▸ **AVAILABLE RECORDS**
____________________
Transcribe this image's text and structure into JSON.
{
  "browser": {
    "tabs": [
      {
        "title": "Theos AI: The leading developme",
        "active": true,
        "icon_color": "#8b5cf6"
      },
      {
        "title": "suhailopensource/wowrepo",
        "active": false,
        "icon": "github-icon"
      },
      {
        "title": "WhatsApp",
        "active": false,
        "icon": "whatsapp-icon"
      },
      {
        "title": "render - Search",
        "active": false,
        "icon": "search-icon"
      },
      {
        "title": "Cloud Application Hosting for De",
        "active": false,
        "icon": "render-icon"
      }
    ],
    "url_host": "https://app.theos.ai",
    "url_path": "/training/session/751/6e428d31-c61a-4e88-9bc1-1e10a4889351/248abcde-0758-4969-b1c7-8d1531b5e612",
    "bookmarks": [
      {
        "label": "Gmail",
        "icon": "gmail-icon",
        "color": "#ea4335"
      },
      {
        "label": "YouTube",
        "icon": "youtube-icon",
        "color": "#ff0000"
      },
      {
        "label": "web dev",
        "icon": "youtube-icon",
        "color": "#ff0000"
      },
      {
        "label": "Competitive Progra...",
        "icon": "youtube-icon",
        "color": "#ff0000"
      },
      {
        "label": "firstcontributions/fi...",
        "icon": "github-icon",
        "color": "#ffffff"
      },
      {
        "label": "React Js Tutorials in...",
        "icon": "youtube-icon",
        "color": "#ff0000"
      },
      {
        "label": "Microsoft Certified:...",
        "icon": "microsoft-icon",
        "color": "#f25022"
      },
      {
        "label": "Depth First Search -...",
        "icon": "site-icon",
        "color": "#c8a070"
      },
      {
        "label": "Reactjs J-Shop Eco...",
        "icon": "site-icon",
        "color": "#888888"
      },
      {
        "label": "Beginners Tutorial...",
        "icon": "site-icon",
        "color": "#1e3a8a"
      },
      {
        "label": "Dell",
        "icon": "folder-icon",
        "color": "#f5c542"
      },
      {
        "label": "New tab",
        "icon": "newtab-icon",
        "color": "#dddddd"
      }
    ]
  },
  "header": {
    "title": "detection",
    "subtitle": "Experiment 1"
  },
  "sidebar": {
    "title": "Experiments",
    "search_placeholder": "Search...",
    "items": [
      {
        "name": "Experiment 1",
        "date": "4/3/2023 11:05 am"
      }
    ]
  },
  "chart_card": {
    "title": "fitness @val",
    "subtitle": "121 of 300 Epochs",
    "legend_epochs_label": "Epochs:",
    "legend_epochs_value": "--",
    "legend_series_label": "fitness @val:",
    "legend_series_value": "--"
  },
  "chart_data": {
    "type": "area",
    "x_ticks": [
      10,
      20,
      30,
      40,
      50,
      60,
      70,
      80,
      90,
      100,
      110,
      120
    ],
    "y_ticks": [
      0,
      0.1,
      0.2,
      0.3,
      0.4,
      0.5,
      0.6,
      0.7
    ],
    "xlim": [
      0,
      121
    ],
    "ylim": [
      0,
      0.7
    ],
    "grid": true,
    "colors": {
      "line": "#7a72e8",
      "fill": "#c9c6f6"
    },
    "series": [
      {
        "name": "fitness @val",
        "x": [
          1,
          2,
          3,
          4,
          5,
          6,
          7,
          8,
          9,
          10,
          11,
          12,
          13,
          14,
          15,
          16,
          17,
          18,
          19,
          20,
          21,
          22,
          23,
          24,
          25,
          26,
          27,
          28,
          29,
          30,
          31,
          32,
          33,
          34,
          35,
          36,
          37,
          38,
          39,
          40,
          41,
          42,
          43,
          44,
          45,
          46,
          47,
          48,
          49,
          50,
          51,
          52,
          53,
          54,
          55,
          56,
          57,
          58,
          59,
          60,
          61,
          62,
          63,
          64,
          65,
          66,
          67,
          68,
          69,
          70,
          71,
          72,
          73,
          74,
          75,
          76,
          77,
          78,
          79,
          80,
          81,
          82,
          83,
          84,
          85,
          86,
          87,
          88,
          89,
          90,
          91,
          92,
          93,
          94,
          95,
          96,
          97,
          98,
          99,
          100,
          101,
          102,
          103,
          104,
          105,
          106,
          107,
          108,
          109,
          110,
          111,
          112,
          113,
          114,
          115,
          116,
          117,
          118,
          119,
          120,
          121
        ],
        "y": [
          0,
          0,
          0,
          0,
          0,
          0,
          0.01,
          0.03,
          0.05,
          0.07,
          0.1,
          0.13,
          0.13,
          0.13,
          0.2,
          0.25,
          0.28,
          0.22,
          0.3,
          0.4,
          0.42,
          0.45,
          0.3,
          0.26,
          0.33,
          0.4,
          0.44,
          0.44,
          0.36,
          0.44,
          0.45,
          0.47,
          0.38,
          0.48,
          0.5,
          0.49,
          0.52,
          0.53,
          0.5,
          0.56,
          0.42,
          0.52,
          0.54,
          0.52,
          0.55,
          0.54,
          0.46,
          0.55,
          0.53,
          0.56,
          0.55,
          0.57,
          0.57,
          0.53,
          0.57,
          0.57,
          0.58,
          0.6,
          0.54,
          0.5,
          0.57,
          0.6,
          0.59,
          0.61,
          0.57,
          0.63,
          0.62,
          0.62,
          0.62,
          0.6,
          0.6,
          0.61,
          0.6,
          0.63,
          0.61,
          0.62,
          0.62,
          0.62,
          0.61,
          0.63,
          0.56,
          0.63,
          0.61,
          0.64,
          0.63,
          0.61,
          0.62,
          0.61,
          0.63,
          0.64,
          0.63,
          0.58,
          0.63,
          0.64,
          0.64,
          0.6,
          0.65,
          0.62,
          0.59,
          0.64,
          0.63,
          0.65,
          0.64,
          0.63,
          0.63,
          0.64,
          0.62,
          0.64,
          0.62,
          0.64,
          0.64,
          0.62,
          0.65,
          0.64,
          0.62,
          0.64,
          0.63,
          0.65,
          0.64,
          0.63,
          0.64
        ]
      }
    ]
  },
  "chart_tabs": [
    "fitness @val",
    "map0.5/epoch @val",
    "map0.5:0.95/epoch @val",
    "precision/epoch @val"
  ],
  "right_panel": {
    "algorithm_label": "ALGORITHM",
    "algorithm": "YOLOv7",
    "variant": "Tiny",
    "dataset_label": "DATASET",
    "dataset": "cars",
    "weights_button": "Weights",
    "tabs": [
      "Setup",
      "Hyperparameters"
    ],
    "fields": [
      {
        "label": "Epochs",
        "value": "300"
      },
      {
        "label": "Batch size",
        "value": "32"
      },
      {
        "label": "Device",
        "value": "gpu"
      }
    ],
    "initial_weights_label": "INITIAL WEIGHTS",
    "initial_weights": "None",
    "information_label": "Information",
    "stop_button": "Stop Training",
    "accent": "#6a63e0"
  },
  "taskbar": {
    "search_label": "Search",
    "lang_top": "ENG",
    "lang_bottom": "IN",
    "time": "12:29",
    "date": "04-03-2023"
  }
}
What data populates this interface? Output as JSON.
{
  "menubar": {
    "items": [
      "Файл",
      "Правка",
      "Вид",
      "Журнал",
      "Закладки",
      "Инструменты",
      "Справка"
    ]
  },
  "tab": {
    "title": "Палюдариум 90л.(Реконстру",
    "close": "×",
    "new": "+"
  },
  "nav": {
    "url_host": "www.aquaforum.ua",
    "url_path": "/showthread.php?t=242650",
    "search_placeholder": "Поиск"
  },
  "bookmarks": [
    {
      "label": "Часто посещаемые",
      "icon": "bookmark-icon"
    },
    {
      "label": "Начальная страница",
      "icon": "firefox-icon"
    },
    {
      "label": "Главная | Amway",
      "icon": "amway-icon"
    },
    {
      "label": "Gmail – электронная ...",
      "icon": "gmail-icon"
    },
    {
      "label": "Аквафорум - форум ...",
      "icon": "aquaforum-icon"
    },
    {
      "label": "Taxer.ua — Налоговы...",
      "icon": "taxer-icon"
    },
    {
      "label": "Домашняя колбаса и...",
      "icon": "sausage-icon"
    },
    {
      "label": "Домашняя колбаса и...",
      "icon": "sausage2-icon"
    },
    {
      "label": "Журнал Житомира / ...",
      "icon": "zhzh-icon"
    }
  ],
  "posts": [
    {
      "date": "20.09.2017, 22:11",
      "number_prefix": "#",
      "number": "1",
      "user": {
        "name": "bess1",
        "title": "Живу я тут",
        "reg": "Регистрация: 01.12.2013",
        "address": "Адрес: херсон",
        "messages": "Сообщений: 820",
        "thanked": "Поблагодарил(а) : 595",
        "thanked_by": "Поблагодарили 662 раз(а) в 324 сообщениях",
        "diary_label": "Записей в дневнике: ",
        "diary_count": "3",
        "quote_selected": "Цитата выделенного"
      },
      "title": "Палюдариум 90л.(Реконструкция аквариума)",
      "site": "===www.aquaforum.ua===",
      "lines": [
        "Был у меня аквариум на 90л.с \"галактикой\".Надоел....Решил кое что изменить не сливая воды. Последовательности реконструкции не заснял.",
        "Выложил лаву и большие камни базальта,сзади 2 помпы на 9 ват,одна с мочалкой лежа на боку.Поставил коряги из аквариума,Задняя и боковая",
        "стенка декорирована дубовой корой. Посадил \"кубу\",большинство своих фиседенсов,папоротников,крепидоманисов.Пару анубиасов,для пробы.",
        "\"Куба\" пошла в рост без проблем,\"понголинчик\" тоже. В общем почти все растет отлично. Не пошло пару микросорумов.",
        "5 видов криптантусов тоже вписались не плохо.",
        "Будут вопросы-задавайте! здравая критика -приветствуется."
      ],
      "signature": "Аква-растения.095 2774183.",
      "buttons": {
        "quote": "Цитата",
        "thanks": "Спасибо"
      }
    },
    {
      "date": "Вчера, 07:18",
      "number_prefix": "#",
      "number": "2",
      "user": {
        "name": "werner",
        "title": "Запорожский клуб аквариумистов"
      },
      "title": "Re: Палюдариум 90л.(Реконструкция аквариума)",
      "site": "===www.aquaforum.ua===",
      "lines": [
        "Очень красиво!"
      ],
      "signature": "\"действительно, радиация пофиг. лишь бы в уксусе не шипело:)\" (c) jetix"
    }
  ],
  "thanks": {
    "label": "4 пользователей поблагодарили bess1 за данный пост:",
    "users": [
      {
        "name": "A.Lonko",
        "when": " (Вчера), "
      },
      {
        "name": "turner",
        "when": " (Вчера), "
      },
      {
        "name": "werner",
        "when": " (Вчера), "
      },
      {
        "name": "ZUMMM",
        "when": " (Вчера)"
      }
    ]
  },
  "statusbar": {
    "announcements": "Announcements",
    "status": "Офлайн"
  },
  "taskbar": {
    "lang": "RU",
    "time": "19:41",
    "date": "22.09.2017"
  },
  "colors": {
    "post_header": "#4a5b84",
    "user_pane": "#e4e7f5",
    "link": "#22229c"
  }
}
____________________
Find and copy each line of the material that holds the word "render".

▸ **EXERCISE RESULT**
        "title": "render - Search",
        "icon": "render-icon"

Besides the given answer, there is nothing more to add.